Single men at Bowdoin College who are dreading a dateless Valentine's Day: Improvabilities has a solution.

Julia Bond '09.

All that's left is for these boys to show up to the Improvabilities show Saturday night at 8 p.m. in Kresge Auditorium. If they lose out on the date, at least they can see a night of great sketch comedy. To explain how Bond will be auctioned off on Saturday night, co-director Dan Brady '08 said, "On Saturday we'll play our own version of 'The Dating Game' in which a member of the audience will end up winning a date with our very own Julia Bond. The two previous times the group played this game, it turned out to be hilarious."

Good luck to Bond, then, hoping that none of these questions will have embarrassing consequences. As one of her fellow females, Emily Goodridge '08, said, "The most difficult thing for me is being a girl. Improv, in general, is dominated by guys and it's easy to get overwhelmed, but it's a challenge and I like that."

But, at least that challenge has its benefits. Goodridge continued, "Twice a week I get to spend a couple of hours with ridiculously funny people, and [imitiating a British accent] I seldom leave practice without having peed my pants."

Then again, Improvabilities may thrive on embarrassing moments like these. Bond didn't reveal anything about her plans for the dating game on Saturday night, but did offer some insight into her new foray into improv comedy.

"Improv is something that forces you to put yourself out there in a way that not many other activities do," she said.

"You're up there on the stage with no idea of whether or not you're going to have a good idea, or be remotely funny, or look like an idiot. You gain a type of confidence that you can't gain by doing many other activities."

The group also benefits from the return of co-director Anthony DiNicola '07, who spent last semester at the O'Neill National Theater Institute.

"Every semester is different with improv, and it's all about getting a new feel with new members and new energies," he said. "There are some great new first-years here this year that I have been working with in rehearsal, and I am having a great time working with them."

While the laughs make it seem like the show is all fun, the group members work hard with the others onstage to make the audience enjoy the show.

"Considering how whimsical it appears to be, improv has a surprising amount of structure," said Brady. "It's been said that the only real rule of improv is agreement. Sometimes you have good ideas that you think will be funny, but you have to abandon them because your scene partner wants the scene to go in a different direction."

The necessary sacrifice in improv comedy makes it an entirely different and almost more difficult performance than stand-up comedy, in addition to the fly-by-the-seat-of-your-pants style.

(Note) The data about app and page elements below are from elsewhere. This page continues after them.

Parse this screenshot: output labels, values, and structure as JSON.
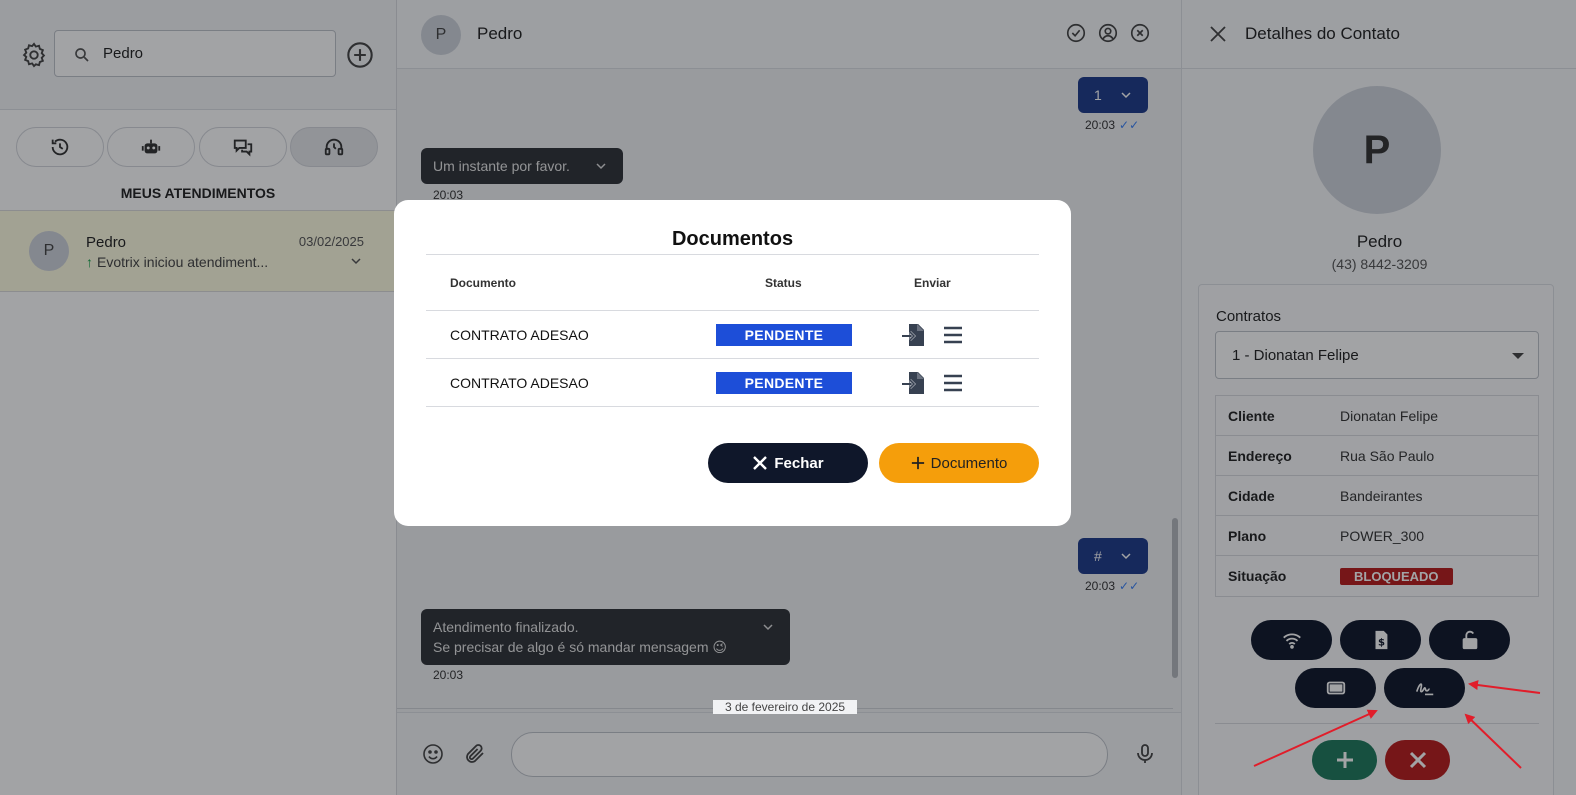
{
  "left": {
    "search_value": "Pedro",
    "section_title": "MEUS ATENDIMENTOS",
    "conversation": {
      "avatar": "P",
      "name": "Pedro",
      "date": "03/02/2025",
      "preview": "Evotrix iniciou atendiment..."
    }
  },
  "chat": {
    "contact_avatar": "P",
    "contact_name": "Pedro",
    "messages": [
      {
        "dir": "out",
        "text": "1",
        "time": "20:03"
      },
      {
        "dir": "in",
        "text": "Um instante por favor.",
        "time": "20:03"
      },
      {
        "dir": "out",
        "text": "#",
        "time": "20:03"
      },
      {
        "dir": "in",
        "line1": "Atendimento finalizado.",
        "line2": "Se precisar de algo é só mandar mensagem 😉",
        "time": "20:03"
      }
    ],
    "day_separator": "3 de fevereiro de 2025",
    "ticks": "✓✓"
  },
  "contact": {
    "header_title": "Detalhes do Contato",
    "avatar": "P",
    "name": "Pedro",
    "phone": "(43) 8442-3209",
    "contracts_label": "Contratos",
    "contract_selected": "1 - Dionatan Felipe",
    "info": {
      "cliente_k": "Cliente",
      "cliente_v": "Dionatan Felipe",
      "endereco_k": "Endereço",
      "endereco_v": "Rua São Paulo",
      "cidade_k": "Cidade",
      "cidade_v": "Bandeirantes",
      "plano_k": "Plano",
      "plano_v": "POWER_300",
      "situacao_k": "Situação",
      "situacao_v": "BLOQUEADO"
    }
  },
  "modal": {
    "title": "Documentos",
    "headers": {
      "doc": "Documento",
      "status": "Status",
      "send": "Enviar"
    },
    "rows": [
      {
        "doc": "CONTRATO ADESAO",
        "status": "PENDENTE"
      },
      {
        "doc": "CONTRATO ADESAO",
        "status": "PENDENTE"
      }
    ],
    "close_label": "Fechar",
    "add_label": "Documento"
  },
  "colors": {
    "primary_dark": "#0f172a",
    "status_blue": "#1d4ed8",
    "accent_orange": "#f59e0b",
    "danger_red": "#b91c1c",
    "confirm_green": "#1f7a5c",
    "annotation_arrow": "#e11d2a"
  }
}
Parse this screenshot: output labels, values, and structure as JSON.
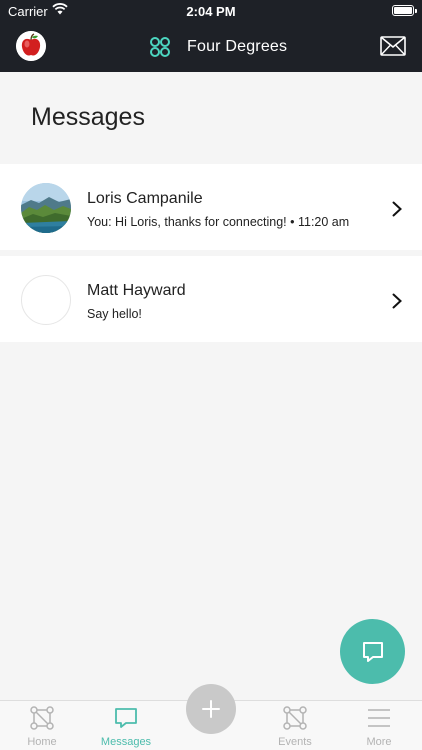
{
  "status_bar": {
    "carrier": "Carrier",
    "time": "2:04 PM"
  },
  "header": {
    "title": "Four Degrees",
    "icons": [
      "apple-avatar-icon",
      "four-degrees-logo-icon",
      "mail-icon"
    ]
  },
  "page": {
    "title": "Messages"
  },
  "conversations": [
    {
      "name": "Loris Campanile",
      "preview": "You: Hi Loris, thanks for connecting!  • 11:20 am",
      "avatar": "landscape-photo"
    },
    {
      "name": "Matt Hayward",
      "preview": "Say hello!",
      "avatar": "empty"
    }
  ],
  "tabbar": {
    "items": [
      {
        "label": "Home",
        "icon": "network-icon"
      },
      {
        "label": "Messages",
        "icon": "chat-bubble-icon",
        "active": true
      },
      {
        "label": "Events",
        "icon": "network-icon"
      },
      {
        "label": "More",
        "icon": "hamburger-icon"
      }
    ],
    "add_icon": "plus-icon"
  },
  "colors": {
    "accent": "#4cbcac",
    "header_bg": "#1e2127",
    "page_bg": "#f5f5f5"
  }
}
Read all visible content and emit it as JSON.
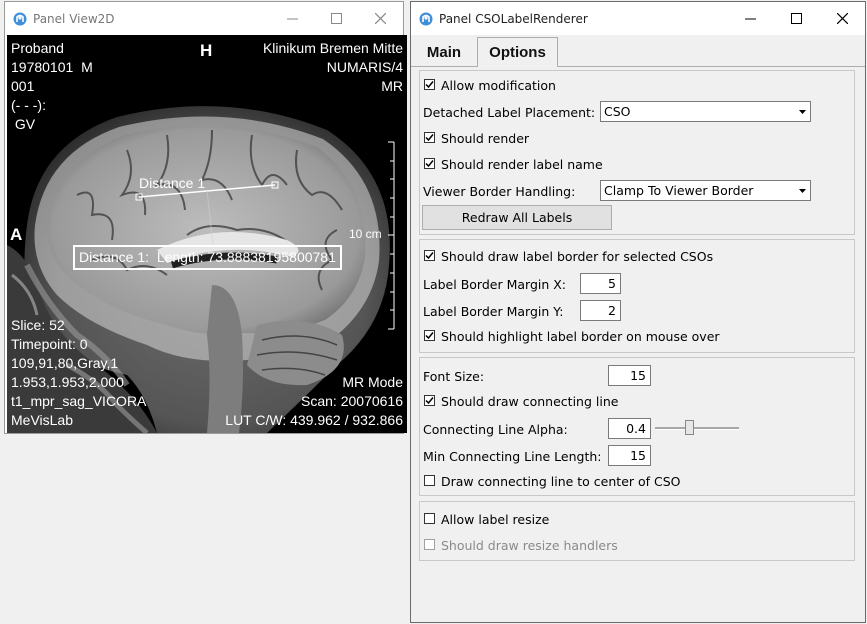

"You can't really have an ego in improv, because the scene is more important than who thought of it. It's instinctive to try and create a scene that you think of on the spot, but other people have brilliant ideas, and sometimes sitting back and taking the lead is the best way to perform a scene," said Bond.

With these instincts, Bond may make a great "Dating Game" prize. And if the conversation flags and everyone's out of brilliant ideas, she probably won't be offended if she gives her date a laugh.